Lime Wind

Workers at Lime Wind carry part of turbine blade.Workers at Lime Wind carry part of turbine blade.

Workers at Lime Wind carry part of turbine blade.

Lime Wind, a family-owned and operated 3 megawatt (MW) wind farm in Eastern Oregon, is a great example of how renewable energy purchases are driving rural economic development in the Pacific Northwest.

Being an energy entrepreneur takes a lot of long hours, teamwork, flexibility and persistence. It often means being the first to try new ways of doing things. These are lessons Randy Joseph, a woodworker and founder of Joseph Millworks, learned when he set out to build a wind farm in his community. He never imagined it would take five years to turn his dream into a reality. Spurred by concerns about the Enron crisis, climate change, and the need for community development, he wanted to find a better way to produce energy on a more local level.

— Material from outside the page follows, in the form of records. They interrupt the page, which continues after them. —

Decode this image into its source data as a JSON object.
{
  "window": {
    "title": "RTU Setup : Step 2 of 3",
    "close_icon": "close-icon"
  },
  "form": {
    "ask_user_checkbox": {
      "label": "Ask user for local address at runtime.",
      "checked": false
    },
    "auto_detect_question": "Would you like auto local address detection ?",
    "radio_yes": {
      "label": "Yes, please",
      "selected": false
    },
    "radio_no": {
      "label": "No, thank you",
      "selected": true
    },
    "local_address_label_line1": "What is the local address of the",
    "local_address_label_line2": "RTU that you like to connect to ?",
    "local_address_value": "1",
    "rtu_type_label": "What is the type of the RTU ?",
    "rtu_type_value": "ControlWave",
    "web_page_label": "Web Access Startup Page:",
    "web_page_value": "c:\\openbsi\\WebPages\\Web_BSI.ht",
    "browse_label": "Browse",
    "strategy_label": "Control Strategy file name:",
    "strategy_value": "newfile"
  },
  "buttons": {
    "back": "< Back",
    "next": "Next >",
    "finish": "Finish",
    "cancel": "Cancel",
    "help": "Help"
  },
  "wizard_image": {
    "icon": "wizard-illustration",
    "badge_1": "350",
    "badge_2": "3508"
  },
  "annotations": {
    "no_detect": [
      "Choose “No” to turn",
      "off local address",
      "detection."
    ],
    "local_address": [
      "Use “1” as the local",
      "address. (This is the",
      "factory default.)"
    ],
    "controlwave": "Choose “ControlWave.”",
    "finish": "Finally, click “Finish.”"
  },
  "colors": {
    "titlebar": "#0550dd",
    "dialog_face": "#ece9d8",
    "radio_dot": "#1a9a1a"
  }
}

The six turbines that now sit perched on a ridge in Baker County, OR, might look simple compared to some of the larger, industrial wind farms. But they generate enough power for 800 homes and represent a project that cost $7.2 million to develop. Cobbling together the right combination of grants, tax incentives, investments and power purchase agreements can be tricky, especially when you're trying to move ahead during a nationwide recession.

None of these challenges stopped Joseph. In addition, the whole family pitched in. His daughter worked on Lime Wind's environmental impact statements, his middle son worked on project financing, and his youngest son attended crane and wind technician schools. They decided to purchase rebuilt turbines, which helped keep costs affordable and made their project even greener by reusing resources.

The project was made more attractive to investors due to the additional income stream coming from Renewable Energy Certificates (RECs). "The sale of RECs from our project made the financing possible and showed our other partners that the project was viable," noted Joseph. These RECs are resold to PSE's Green Power customers, making each participant in the program a supporter of the Lime Wind project.

After years of work and bringing on 37 different organizations as partners, Lime Wind became operational at the end of 2011. According to Bonneville Environmental Foundation, one of Lime Wind's partners, small-scale projects like Randy's have 3.5 times the economic benefit for local communities because the owners are local and their dollars stay local, too.